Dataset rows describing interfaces
******

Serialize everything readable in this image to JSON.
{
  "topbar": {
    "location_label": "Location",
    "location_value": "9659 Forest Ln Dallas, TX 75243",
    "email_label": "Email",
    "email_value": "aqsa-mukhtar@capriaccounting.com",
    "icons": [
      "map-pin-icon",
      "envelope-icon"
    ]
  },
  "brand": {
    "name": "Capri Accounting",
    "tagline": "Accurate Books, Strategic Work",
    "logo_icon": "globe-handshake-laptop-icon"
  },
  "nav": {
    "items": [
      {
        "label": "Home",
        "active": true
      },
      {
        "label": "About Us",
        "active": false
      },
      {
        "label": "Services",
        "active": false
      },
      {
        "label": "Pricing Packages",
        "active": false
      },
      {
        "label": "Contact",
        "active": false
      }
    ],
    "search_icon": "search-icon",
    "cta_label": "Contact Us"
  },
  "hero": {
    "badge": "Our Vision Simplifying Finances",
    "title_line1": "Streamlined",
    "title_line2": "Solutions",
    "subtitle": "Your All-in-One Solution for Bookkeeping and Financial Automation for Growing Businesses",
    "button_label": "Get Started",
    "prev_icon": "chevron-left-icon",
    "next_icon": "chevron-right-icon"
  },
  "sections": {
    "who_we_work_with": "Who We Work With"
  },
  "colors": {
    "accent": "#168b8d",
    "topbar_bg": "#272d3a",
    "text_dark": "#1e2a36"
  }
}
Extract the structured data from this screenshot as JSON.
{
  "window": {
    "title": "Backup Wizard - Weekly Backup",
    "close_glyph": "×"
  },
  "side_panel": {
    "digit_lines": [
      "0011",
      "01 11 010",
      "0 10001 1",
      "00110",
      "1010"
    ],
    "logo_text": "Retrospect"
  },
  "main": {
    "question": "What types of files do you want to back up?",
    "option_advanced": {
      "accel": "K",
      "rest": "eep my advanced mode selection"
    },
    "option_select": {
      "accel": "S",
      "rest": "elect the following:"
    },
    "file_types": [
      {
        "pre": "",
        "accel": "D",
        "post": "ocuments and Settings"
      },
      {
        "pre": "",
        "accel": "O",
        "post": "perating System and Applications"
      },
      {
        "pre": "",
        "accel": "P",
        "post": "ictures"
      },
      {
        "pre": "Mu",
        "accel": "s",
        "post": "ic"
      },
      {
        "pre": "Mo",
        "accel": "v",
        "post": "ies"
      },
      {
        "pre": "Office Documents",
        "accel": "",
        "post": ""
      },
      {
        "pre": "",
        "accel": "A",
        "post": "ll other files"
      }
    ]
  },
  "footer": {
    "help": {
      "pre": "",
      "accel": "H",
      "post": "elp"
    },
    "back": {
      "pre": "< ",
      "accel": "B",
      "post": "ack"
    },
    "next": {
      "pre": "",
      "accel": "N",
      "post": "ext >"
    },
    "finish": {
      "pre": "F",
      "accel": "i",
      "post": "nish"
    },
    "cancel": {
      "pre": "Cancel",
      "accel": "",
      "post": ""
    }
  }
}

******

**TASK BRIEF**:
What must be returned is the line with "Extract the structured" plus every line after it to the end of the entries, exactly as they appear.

**WRITTEN REPLY**:
Extract the structured data from this screenshot as JSON.
{
  "window": {
    "title": "Backup Wizard - Weekly Backup",
    "close_glyph": "×"
  },
  "side_panel": {
    "digit_lines": [
      "0011",
      "01 11 010",
      "0 10001 1",
      "00110",
      "1010"
    ],
    "logo_text": "Retrospect"
  },
  "main": {
    "question": "What types of files do you want to back up?",
    "option_advanced": {
      "accel": "K",
      "rest": "eep my advanced mode selection"
    },
    "option_select": {
      "accel": "S",
      "rest": "elect the following:"
    },
    "file_types": [
      {
        "pre": "",
        "accel": "D",
        "post": "ocuments and Settings"
      },
      {
        "pre": "",
        "accel": "O",
        "post": "perating System and Applications"
      },
      {
        "pre": "",
        "accel": "P",
        "post": "ictures"
      },
      {
        "pre": "Mu",
        "accel": "s",
        "post": "ic"
      },
      {
        "pre": "Mo",
        "accel": "v",
        "post": "ies"
      },
      {
        "pre": "Office Documents",
        "accel": "",
        "post": ""
      },
      {
        "pre": "",
        "accel": "A",
        "post": "ll other files"
      }
    ]
  },
  "footer": {
    "help": {
      "pre": "",
      "accel": "H",
      "post": "elp"
    },
    "back": {
      "pre": "< ",
      "accel": "B",
      "post": "ack"
    },
    "next": {
      "pre": "",
      "accel": "N",
      "post": "ext >"
    },
    "finish": {
      "pre": "F",
      "accel": "i",
      "post": "nish"
    },
    "cancel": {
      "pre": "Cancel",
      "accel": "",
      "post": ""
    }
  }
}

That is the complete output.